(Records contained in a dataset)
****

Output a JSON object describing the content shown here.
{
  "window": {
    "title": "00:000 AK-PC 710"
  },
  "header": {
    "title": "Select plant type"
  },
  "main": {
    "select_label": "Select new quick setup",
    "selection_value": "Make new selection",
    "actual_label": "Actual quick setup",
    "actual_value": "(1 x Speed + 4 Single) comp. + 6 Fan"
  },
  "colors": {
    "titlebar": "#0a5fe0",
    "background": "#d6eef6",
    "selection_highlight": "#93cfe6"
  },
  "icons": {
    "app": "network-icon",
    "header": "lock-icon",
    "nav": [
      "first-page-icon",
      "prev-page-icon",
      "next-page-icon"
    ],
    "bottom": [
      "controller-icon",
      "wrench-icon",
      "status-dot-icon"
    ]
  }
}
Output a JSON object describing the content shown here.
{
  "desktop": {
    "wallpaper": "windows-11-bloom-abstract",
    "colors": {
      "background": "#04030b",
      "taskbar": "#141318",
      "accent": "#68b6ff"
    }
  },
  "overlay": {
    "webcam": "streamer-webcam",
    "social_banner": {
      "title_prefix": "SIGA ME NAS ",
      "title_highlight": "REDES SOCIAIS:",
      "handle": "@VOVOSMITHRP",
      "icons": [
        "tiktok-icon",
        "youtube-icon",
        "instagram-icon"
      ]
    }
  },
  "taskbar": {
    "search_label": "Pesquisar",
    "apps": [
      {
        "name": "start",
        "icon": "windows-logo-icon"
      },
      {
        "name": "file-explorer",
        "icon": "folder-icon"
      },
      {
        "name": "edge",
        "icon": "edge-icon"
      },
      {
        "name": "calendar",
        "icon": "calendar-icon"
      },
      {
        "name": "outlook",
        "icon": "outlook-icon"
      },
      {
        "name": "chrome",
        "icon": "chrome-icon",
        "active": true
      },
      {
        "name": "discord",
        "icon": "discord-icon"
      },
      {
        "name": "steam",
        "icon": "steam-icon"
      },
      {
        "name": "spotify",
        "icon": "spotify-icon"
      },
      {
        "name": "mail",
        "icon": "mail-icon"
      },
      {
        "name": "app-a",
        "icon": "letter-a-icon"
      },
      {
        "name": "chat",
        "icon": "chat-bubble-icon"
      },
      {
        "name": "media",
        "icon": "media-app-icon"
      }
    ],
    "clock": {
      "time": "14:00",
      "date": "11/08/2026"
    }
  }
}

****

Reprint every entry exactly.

Output a JSON object describing the content shown here.
{
  "window": {
    "title": "00:000 AK-PC 710"
  },
  "header": {
    "title": "Select plant type"
  },
  "main": {
    "select_label": "Select new quick setup",
    "selection_value": "Make new selection",
    "actual_label": "Actual quick setup",
    "actual_value": "(1 x Speed + 4 Single) comp. + 6 Fan"
  },
  "colors": {
    "titlebar": "#0a5fe0",
    "background": "#d6eef6",
    "selection_highlight": "#93cfe6"
  },
  "icons": {
    "app": "network-icon",
    "header": "lock-icon",
    "nav": [
      "first-page-icon",
      "prev-page-icon",
      "next-page-icon"
    ],
    "bottom": [
      "controller-icon",
      "wrench-icon",
      "status-dot-icon"
    ]
  }
}
Output a JSON object describing the content shown here.
{
  "desktop": {
    "wallpaper": "windows-11-bloom-abstract",
    "colors": {
      "background": "#04030b",
      "taskbar": "#141318",
      "accent": "#68b6ff"
    }
  },
  "overlay": {
    "webcam": "streamer-webcam",
    "social_banner": {
      "title_prefix": "SIGA ME NAS ",
      "title_highlight": "REDES SOCIAIS:",
      "handle": "@VOVOSMITHRP",
      "icons": [
        "tiktok-icon",
        "youtube-icon",
        "instagram-icon"
      ]
    }
  },
  "taskbar": {
    "search_label": "Pesquisar",
    "apps": [
      {
        "name": "start",
        "icon": "windows-logo-icon"
      },
      {
        "name": "file-explorer",
        "icon": "folder-icon"
      },
      {
        "name": "edge",
        "icon": "edge-icon"
      },
      {
        "name": "calendar",
        "icon": "calendar-icon"
      },
      {
        "name": "outlook",
        "icon": "outlook-icon"
      },
      {
        "name": "chrome",
        "icon": "chrome-icon",
        "active": true
      },
      {
        "name": "discord",
        "icon": "discord-icon"
      },
      {
        "name": "steam",
        "icon": "steam-icon"
      },
      {
        "name": "spotify",
        "icon": "spotify-icon"
      },
      {
        "name": "mail",
        "icon": "mail-icon"
      },
      {
        "name": "app-a",
        "icon": "letter-a-icon"
      },
      {
        "name": "chat",
        "icon": "chat-bubble-icon"
      },
      {
        "name": "media",
        "icon": "media-app-icon"
      }
    ],
    "clock": {
      "time": "14:00",
      "date": "11/08/2026"
    }
  }
}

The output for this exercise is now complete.